Article ID: CBB968694595

How to Be an Epistemic Trespasser (2022)


Over the last two years, there has been a lot of talk about expertise: who has it, who doesn’t, who is claiming it but shouldn’t. Amid a global pandemic that has brought tremendous uncertainty and damaged our health, learning, livelihoods, and happiness, ensuring that policymakers base their decisions on the correct expertise seems crucial. And, pandemically speaking, the definition of expert appears to be self-evident: Anthony Fauci, an immunologist who has long served as the director of the U.S. National Institute of Allergy and Infectious Diseases, fits the bill. Former U.S. president Donald Trump, self-proclaimed genius, does not. Yet, we’ve seen frequent accusations, across the media and academic landscapes, of what philosopher Nathan Ballantyne calls “epistemic trespassing”: people without relevant knowledge or credentials opining in public forums on matters they know nothing about. Commentators warn that listening to these false experts, particularly when it comes to crucial policy or public health matters, could have catastrophic consequences.

Included in

Article Henry M. Cowles; Chitra Ramalingam (2022) Introduction. Historical Studies in the Natural Sciences (pp. 118-119). unapi

Citation URI

Similar Citations

Article Henry M. Cowles; Chitra Ramalingam; (2022)
Introduction (/isis/citation/CBB356636672/)

Article Stephen John; (2022)
The Two Virtues of Science (/isis/citation/CBB589589263/)

Article Lauren Richter; Alissa Cordner; Phil Brown; (October 2018)
Non-stick science: Sixty years of research and (in)action on fluorinated compounds (/isis/citation/CBB792947339/)

Book Greene, Jeremy A.; Watkins, Elizabeth Siegel; (2012)
Prescribed: Writing, Filling, Using, and Abusing the Prescription in Modern America (/isis/citation/CBB001214574/)

Book Andrew J. Hogan; (2022)
Disability Dialogues: Advocacy, Science, and Prestige in Postwar Clinical Professions (/isis/citation/CBB207448799/)

Article Meifang Zhang; Bing Liu; (2021)
The Theoretical Foundations of Feng Shui and Science Education in China (/isis/citation/CBB282177476/)

Article Karen Kovaka; (2021)
Evaluating Community Science (/isis/citation/CBB988749229/)

Article Bhaduri, Saradindu; Sharma, Aviram; (2014)
Public Understanding of Participation in Regulatory Decision-Making: The Case of Bottled Water Quality Standards in India (/isis/citation/CBB001420077/)

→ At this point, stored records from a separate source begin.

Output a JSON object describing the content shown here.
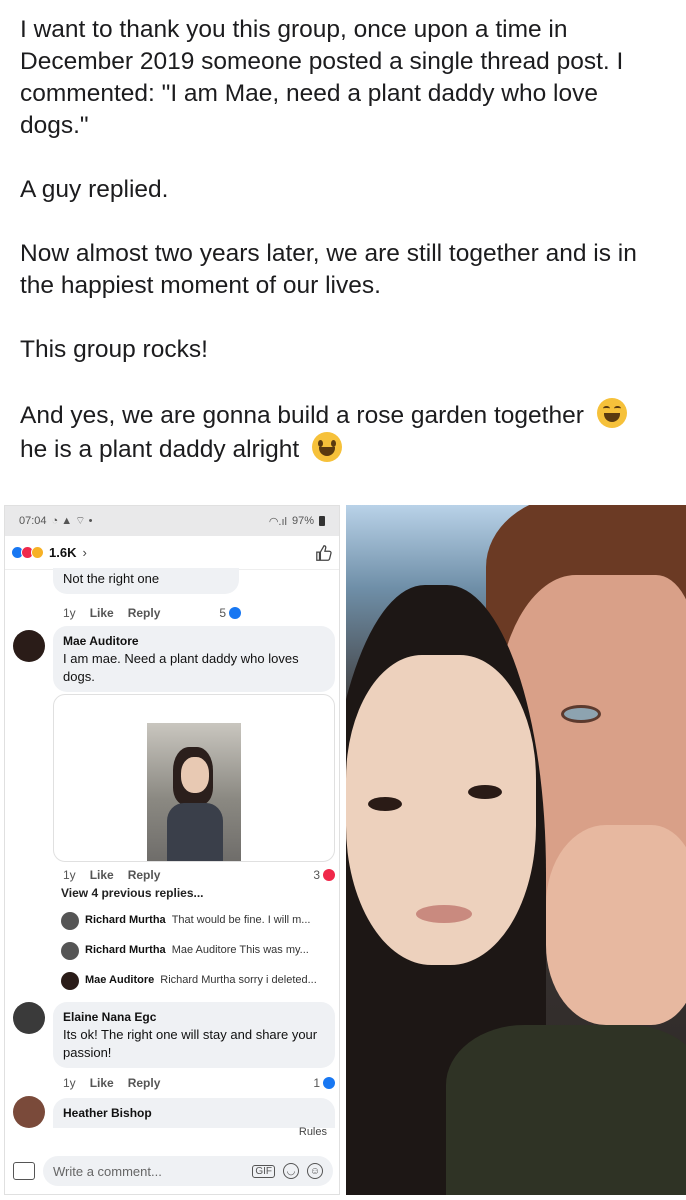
{
  "post": {
    "paragraph_1": "I want to thank you this group, once upon a time in December 2019 someone posted a single thread post. I commented: \"I am Mae, need a plant daddy who love dogs.\"",
    "paragraph_2": "A guy replied.",
    "paragraph_3": "Now almost two years later, we are still together and is in the happiest moment of our lives.",
    "paragraph_4": "This group rocks!",
    "paragraph_5a": "And yes, we are gonna build a rose garden together",
    "emoji_1": "laughing-squint-emoji",
    "paragraph_5b": "he is a plant daddy alright",
    "emoji_2": "grinning-emoji"
  },
  "screenshot": {
    "status": {
      "time": "07:04",
      "signal": "97%"
    },
    "reactions": {
      "count": "1.6K"
    },
    "comments": [
      {
        "text": "Not the right one",
        "time": "1y",
        "like": "Like",
        "reply": "Reply",
        "count": "5"
      },
      {
        "author": "Mae Auditore",
        "text": "I am mae. Need a plant daddy who loves dogs.",
        "time": "1y",
        "like": "Like",
        "reply": "Reply",
        "count": "3"
      },
      {
        "author": "Elaine Nana Egc",
        "text": "Its ok! The right one will stay and share your passion!",
        "time": "1y",
        "like": "Like",
        "reply": "Reply",
        "count": "1"
      },
      {
        "author": "Heather Bishop"
      }
    ],
    "view_previous": "View 4 previous replies...",
    "replies": [
      {
        "author": "Richard Murtha",
        "text": "That would be fine.  I will m..."
      },
      {
        "author": "Richard Murtha",
        "text": "Mae Auditore This was my..."
      },
      {
        "author": "Mae Auditore",
        "text": "Richard Murtha sorry i deleted..."
      }
    ],
    "rules": "Rules",
    "compose_placeholder": "Write a comment...",
    "gif_label": "GIF"
  },
  "colors": {
    "like_blue": "#1877f2",
    "love_red": "#f0284a",
    "haha_yellow": "#f7b125"
  }
}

Book Alexa Geisthövel; Volker Hess; (2017)
Medizinisches Gutachten: Geschichte einer neuzeitlichen Praxis (/isis/citation/CBB228276706/)

Article Caitlin Donahue Wylie; (March 2018)
Trust in Technicians in Paleontology Laboratories (/isis/citation/CBB439482778/)

Article Catherine Mas; (2022)
How Not to Be an Expert (/isis/citation/CBB772533919/)

Book Carlo Caduff; (2015)
The Pandemic Perhaps: Dramatic Events in a Public Culture of Danger (/isis/citation/CBB736184954/)

Article Martin Carrier; (2022)
What Does Good Science-Based Advice to Politics Look Like? (/isis/citation/CBB220291255/)

Authors & Contributors
Greene, Jeremy Alan
Watkins, Elizabeth Siegel
Sharma, Aviram
Bhaduri, Saradindu
Rijswoud, Erwin van
Boykoff, Maxwell T.
Historical Studies in the Natural Sciences
Social Studies of Science
Spontaneous Generations
Public Understanding of Science
Science in Context
Journal for General Philosophy of Science
Johns Hopkins University Press
University of California, Santa Cruz
MIT Press
Columbia University
Wallstein Verlag
University of California Press
Authorities; experts
Public policy
Public understanding of science
Authority of science
Public health
Time Periods
21st century
20th century, late
20th century
United States
Great Britain
Miami (Florida)
United States. Environmental Protection Agency
University of Miami

Be the first to comment!

{{ comment.created_by.username }} on {{ comment.created_on | date:'medium' }}

Log in or register to comment